Wes Anderson and Noah Baumbach adapted the Roald Dahl novel and gave it a very adult and unique voice in the sense that it resembles the sensibility of Anderson's regular narrative live action features. The stop motion animation is excellent as is the very apt casting. This has grown since release to be one of my favs from this director. '...Am I being flirted with by a psychotic rat?..' If I had a dime for every..
This time I have do admit: Anderson's aesthetics and general mood caught me for real. I always thought to myself - why the hell this director has everything I like and I've never given 5 stars to his fims? Well, now is the moment to do so. Mr. Fox and his folks are so incredibly cute it's hard not to fall in love with them immediately. Besides that, there's the cinematography. Why so beautiful?

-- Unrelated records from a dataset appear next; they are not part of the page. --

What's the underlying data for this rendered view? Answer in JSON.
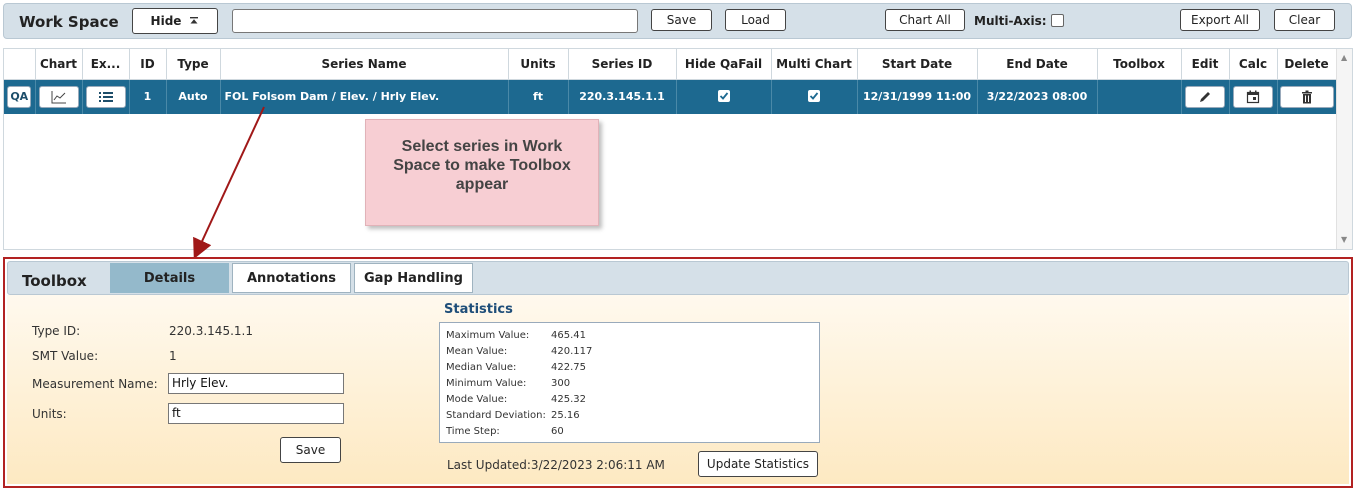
{
  "workspace": {
    "title": "Work Space",
    "hide_label": "Hide",
    "hide_icon": "collapse-up-icon",
    "input_value": "",
    "save_label": "Save",
    "load_label": "Load",
    "chart_all_label": "Chart All",
    "multi_axis_label": "Multi-Axis:",
    "multi_axis_checked": false,
    "export_all_label": "Export All",
    "clear_label": "Clear"
  },
  "grid": {
    "columns": [
      "",
      "Chart",
      "Ex...",
      "ID",
      "Type",
      "Series Name",
      "Units",
      "Series ID",
      "Hide QaFail",
      "Multi Chart",
      "Start Date",
      "End Date",
      "Toolbox",
      "Edit",
      "Calc",
      "Delete"
    ],
    "rows": [
      {
        "qa": "QA",
        "id": "1",
        "type": "Auto",
        "series_name": "FOL Folsom Dam / Elev. / Hrly Elev.",
        "units": "ft",
        "series_id": "220.3.145.1.1",
        "hide_qafail": true,
        "multi_chart": true,
        "start_date": "12/31/1999 11:00",
        "end_date": "3/22/2023 08:00",
        "toolbox": ""
      }
    ]
  },
  "callout": {
    "text": "Select series in Work Space to make Toolbox appear"
  },
  "toolbox": {
    "title": "Toolbox",
    "tabs": [
      "Details",
      "Annotations",
      "Gap Handling"
    ],
    "active_tab": "Details",
    "details": {
      "type_id_label": "Type ID:",
      "type_id_value": "220.3.145.1.1",
      "smt_label": "SMT Value:",
      "smt_value": "1",
      "measurement_label": "Measurement Name:",
      "measurement_value": "Hrly Elev.",
      "units_label": "Units:",
      "units_value": "ft",
      "save_label": "Save"
    },
    "statistics": {
      "title": "Statistics",
      "rows": [
        {
          "label": "Maximum Value:",
          "value": "465.41"
        },
        {
          "label": "Mean Value:",
          "value": "420.117"
        },
        {
          "label": "Median Value:",
          "value": "422.75"
        },
        {
          "label": "Minimum Value:",
          "value": "300"
        },
        {
          "label": "Mode Value:",
          "value": "425.32"
        },
        {
          "label": "Standard Deviation:",
          "value": "25.16"
        },
        {
          "label": "Time Step:",
          "value": "60"
        }
      ],
      "last_updated": "Last Updated:3/22/2023 2:06:11 AM",
      "update_label": "Update Statistics"
    }
  },
  "colors": {
    "selected_row": "#1d6990",
    "header_bar": "#d5e0e8",
    "callout_bg": "#f7ced3",
    "toolbox_border": "#b22222",
    "active_tab": "#94b9cb"
  }
}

Fantastic Mr. Fox is perhaps the auteur's most fully-realized vision. It seems as though his fondness for nostalgia and quirky playhouse imagination was made for animation. I found the storyline charming and funny, and the idiosyncratic details we've come to expect from Mr. Anderson are on full display.
You'd think making more family-friendly fare would force him to take the visual density down a notch, but if anything he ups it, which is supercool of him. My hypothetical children are watching this once a month, whether they like it or not.
If animation is the most pure form of moviemaking down to the slightest detail, then Wes Anderson proves it by creating an overly familiar fantasia that fits right into the boxed-in world building of his previous creations. The shoebox diorama style mixed with all-too-familiar voicework makes this a warm, happy homeland to Anderson fans and other 20-something hipsters refusing to let go of their inner child.